On moving day, FROGBOX Halifax loaned us seventy-five of their high-density polyethylene reusable boxes to transport our stuff. These boxes –which can be rented from the company– are reused hundreds of times and are easily recyclable at the end of their life cycle.
Cardboard boxes aren’t often reused, and if they are it’s generally less than three times. Cardboard can of course be recycled, but on top of the energy required to turn it into new products, inevitably some of the cardboard will end up in landfills, requiring the harvesting of new materials.
After four hundred uses, each FROGBOX produces roughly two hundred and eighty-two MTCE (metric tons of carbon equivalent) less than cardboard boxes reused three times.

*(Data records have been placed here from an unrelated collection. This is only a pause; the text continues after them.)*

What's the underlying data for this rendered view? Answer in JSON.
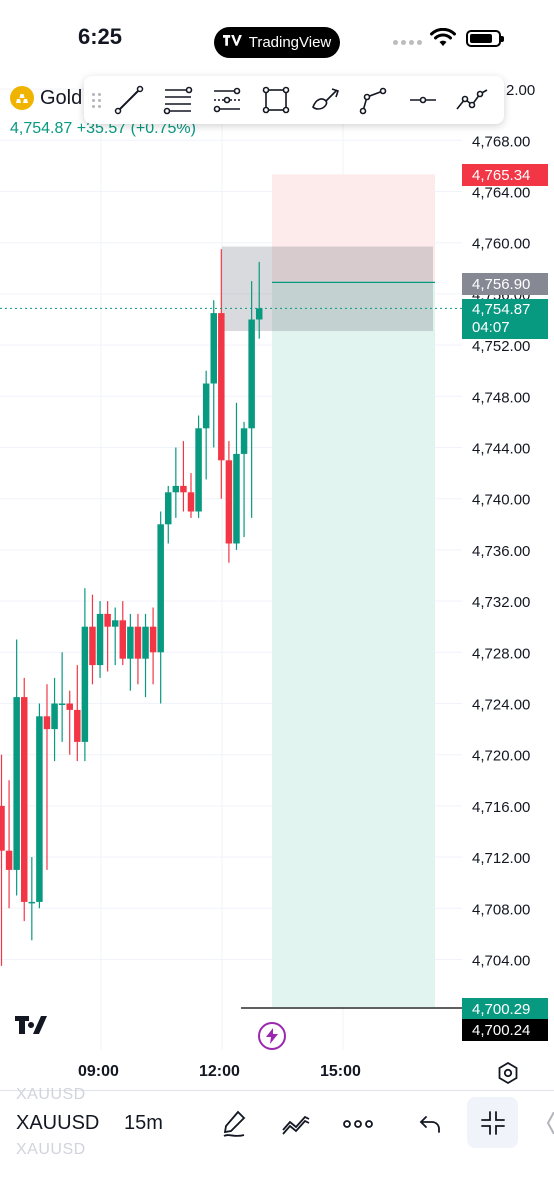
{
  "status_bar": {
    "time": "6:25",
    "app_pill_label": "TradingView"
  },
  "symbol_header": {
    "name": "Gold",
    "last_price": "4,754.87",
    "change": "+35.57 (+0.75%)",
    "icon": "gold-bars-icon"
  },
  "drawing_toolbar": {
    "tools": [
      "trend-line-icon",
      "fib-retracement-icon",
      "pitchfork-icon",
      "rectangle-icon",
      "brush-icon",
      "path-icon",
      "horizontal-line-icon",
      "pattern-icon"
    ]
  },
  "price_tags": {
    "stop": "4,765.34",
    "entry": "4,756.90",
    "current": "4,754.87",
    "countdown": "04:07",
    "target": "4,700.29",
    "crosshair": "4,700.24"
  },
  "colors": {
    "up": "#089981",
    "down": "#f23645",
    "entry_gray": "#868993",
    "profit_zone": "#e1f4ef",
    "loss_zone": "#fdeaea"
  },
  "chart_data": {
    "type": "candlestick",
    "title": "",
    "symbol": "XAUUSD",
    "interval": "15m",
    "y_ticks": [
      "2.00",
      "4,768.00",
      "4,764.00",
      "4,760.00",
      "4,756.00",
      "4,752.00",
      "4,748.00",
      "4,744.00",
      "4,740.00",
      "4,736.00",
      "4,732.00",
      "4,728.00",
      "4,724.00",
      "4,720.00",
      "4,716.00",
      "4,712.00",
      "4,708.00",
      "4,704.00"
    ],
    "x_ticks": [
      "09:00",
      "12:00",
      "15:00"
    ],
    "ylim": [
      4698.5,
      4772.5
    ],
    "candles": [
      {
        "o": 4716.0,
        "h": 4720.0,
        "l": 4703.5,
        "c": 4712.5
      },
      {
        "o": 4712.5,
        "h": 4718.0,
        "l": 4708.0,
        "c": 4711.0
      },
      {
        "o": 4711.0,
        "h": 4729.0,
        "l": 4709.0,
        "c": 4724.5
      },
      {
        "o": 4724.5,
        "h": 4726.0,
        "l": 4707.0,
        "c": 4708.5
      },
      {
        "o": 4708.5,
        "h": 4712.0,
        "l": 4705.5,
        "c": 4708.5
      },
      {
        "o": 4708.5,
        "h": 4724.0,
        "l": 4708.0,
        "c": 4723.0
      },
      {
        "o": 4723.0,
        "h": 4725.5,
        "l": 4711.0,
        "c": 4722.0
      },
      {
        "o": 4722.0,
        "h": 4726.0,
        "l": 4719.5,
        "c": 4724.0
      },
      {
        "o": 4724.0,
        "h": 4728.0,
        "l": 4721.0,
        "c": 4724.0
      },
      {
        "o": 4724.0,
        "h": 4725.0,
        "l": 4720.0,
        "c": 4723.5
      },
      {
        "o": 4723.5,
        "h": 4727.0,
        "l": 4719.5,
        "c": 4721.0
      },
      {
        "o": 4721.0,
        "h": 4733.0,
        "l": 4719.5,
        "c": 4730.0
      },
      {
        "o": 4730.0,
        "h": 4732.5,
        "l": 4725.5,
        "c": 4727.0
      },
      {
        "o": 4727.0,
        "h": 4732.0,
        "l": 4726.0,
        "c": 4731.0
      },
      {
        "o": 4731.0,
        "h": 4732.0,
        "l": 4726.5,
        "c": 4730.0
      },
      {
        "o": 4730.0,
        "h": 4731.5,
        "l": 4727.0,
        "c": 4730.5
      },
      {
        "o": 4730.5,
        "h": 4732.0,
        "l": 4727.0,
        "c": 4727.5
      },
      {
        "o": 4727.5,
        "h": 4731.0,
        "l": 4725.0,
        "c": 4730.0
      },
      {
        "o": 4730.0,
        "h": 4731.0,
        "l": 4725.5,
        "c": 4727.5
      },
      {
        "o": 4727.5,
        "h": 4731.0,
        "l": 4724.5,
        "c": 4730.0
      },
      {
        "o": 4730.0,
        "h": 4731.5,
        "l": 4725.5,
        "c": 4728.0
      },
      {
        "o": 4728.0,
        "h": 4739.0,
        "l": 4724.0,
        "c": 4738.0
      },
      {
        "o": 4738.0,
        "h": 4741.0,
        "l": 4736.5,
        "c": 4740.5
      },
      {
        "o": 4740.5,
        "h": 4744.0,
        "l": 4738.5,
        "c": 4741.0
      },
      {
        "o": 4741.0,
        "h": 4744.5,
        "l": 4739.0,
        "c": 4740.5
      },
      {
        "o": 4740.5,
        "h": 4742.0,
        "l": 4738.5,
        "c": 4739.0
      },
      {
        "o": 4739.0,
        "h": 4746.5,
        "l": 4738.5,
        "c": 4745.5
      },
      {
        "o": 4745.5,
        "h": 4750.0,
        "l": 4741.5,
        "c": 4749.0
      },
      {
        "o": 4749.0,
        "h": 4755.5,
        "l": 4744.0,
        "c": 4754.5
      },
      {
        "o": 4754.5,
        "h": 4759.5,
        "l": 4740.0,
        "c": 4743.0
      },
      {
        "o": 4743.0,
        "h": 4744.5,
        "l": 4735.0,
        "c": 4736.5
      },
      {
        "o": 4736.5,
        "h": 4747.5,
        "l": 4736.0,
        "c": 4743.5
      },
      {
        "o": 4743.5,
        "h": 4746.0,
        "l": 4737.0,
        "c": 4745.5
      },
      {
        "o": 4745.5,
        "h": 4757.0,
        "l": 4738.5,
        "c": 4754.0
      },
      {
        "o": 4754.0,
        "h": 4758.5,
        "l": 4752.5,
        "c": 4754.87
      }
    ],
    "entry_price": 4756.9,
    "stop_price": 4765.34,
    "target_price": 4700.29,
    "current_price": 4754.87,
    "grid": true
  },
  "bottom_toolbar": {
    "symbol": "XAUUSD",
    "interval": "15m",
    "ghost_symbol": "XAUUSD"
  }
}
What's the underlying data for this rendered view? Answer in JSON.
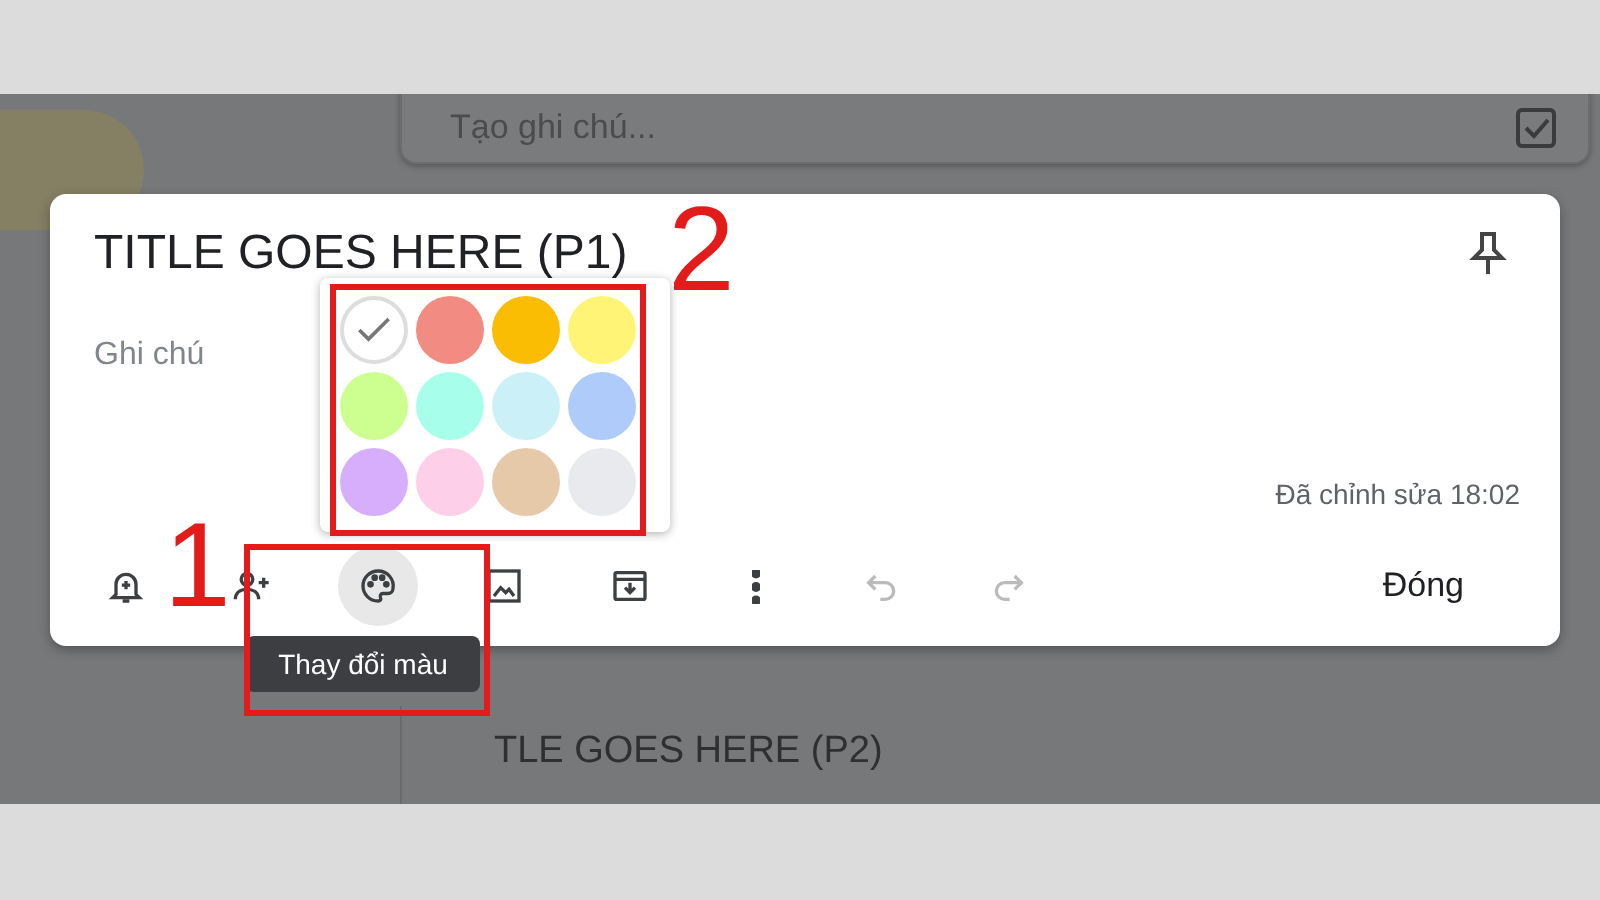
{
  "background": {
    "create_note": {
      "placeholder": "Tạo ghi chú..."
    },
    "note_title": "TLE GOES HERE (P2)"
  },
  "note": {
    "title": "TITLE GOES HERE (P1)",
    "placeholder": "Ghi chú",
    "edited": "Đã chỉnh sửa 18:02",
    "close": "Đóng"
  },
  "toolbar": [
    {
      "kind": "reminder",
      "disabled": false,
      "highlighted": false
    },
    {
      "kind": "collaborator",
      "disabled": false,
      "highlighted": false
    },
    {
      "kind": "color",
      "disabled": false,
      "highlighted": true
    },
    {
      "kind": "image",
      "disabled": false,
      "highlighted": false
    },
    {
      "kind": "archive",
      "disabled": false,
      "highlighted": false
    },
    {
      "kind": "more",
      "disabled": false,
      "highlighted": false
    },
    {
      "kind": "undo",
      "disabled": true,
      "highlighted": false
    },
    {
      "kind": "redo",
      "disabled": true,
      "highlighted": false
    }
  ],
  "tooltip": "Thay đổi màu",
  "palette": [
    {
      "color": "#ffffff",
      "selected": true
    },
    {
      "color": "#f28b82",
      "selected": false
    },
    {
      "color": "#fbbc04",
      "selected": false
    },
    {
      "color": "#fff475",
      "selected": false
    },
    {
      "color": "#ccff90",
      "selected": false
    },
    {
      "color": "#a7ffeb",
      "selected": false
    },
    {
      "color": "#cbf0f8",
      "selected": false
    },
    {
      "color": "#aecbfa",
      "selected": false
    },
    {
      "color": "#d7aefb",
      "selected": false
    },
    {
      "color": "#fdcfe8",
      "selected": false
    },
    {
      "color": "#e6c9a8",
      "selected": false
    },
    {
      "color": "#e8eaed",
      "selected": false
    }
  ],
  "annotations": [
    {
      "label": "1"
    },
    {
      "label": "2"
    }
  ]
}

On January 25, 2016 we moved back to our beloved home on Fern Lane!
We love taking individuals and groups on tours of our office. It is full of gorgeous clay walls and cool salvaged materials. It feels welcoming and has lots of space and light. And it’s a great example of energy efficiency – we have 50% more space but we’re projecting to use 9% less energy (our PR says 22% less…).
We welcome visitors during our office hours, and can offer tours of the space to individuals or groups looking to learn more about green buildings.
Advance notice is preferred: email firstname.lastname@example.org
VIRTUAL TOUR – Check out some of the interesting features of our building on a digital walk-through.
FERN LANE ENCYCLOPAEDIA – A more in-depth look at the green building materials and techniques we used during our renovation.
STAGE 1 RENOVATION – Hear stories from our 2006 renovation and learn about the decisions we made along the way.
History of EAC homes:
Private house on Carleton St. (1971)
Forrest Building, Dalhousie University (’71)
The Roy Building, Barrington St. (fall '86)
Veith House, North End Halifax (April '89)
1553 Granville St. (early '95) (just across from current MEC)
1568 Argyle Street (June '96) (Pizza Corner)
2705 Fern Lane (April '06)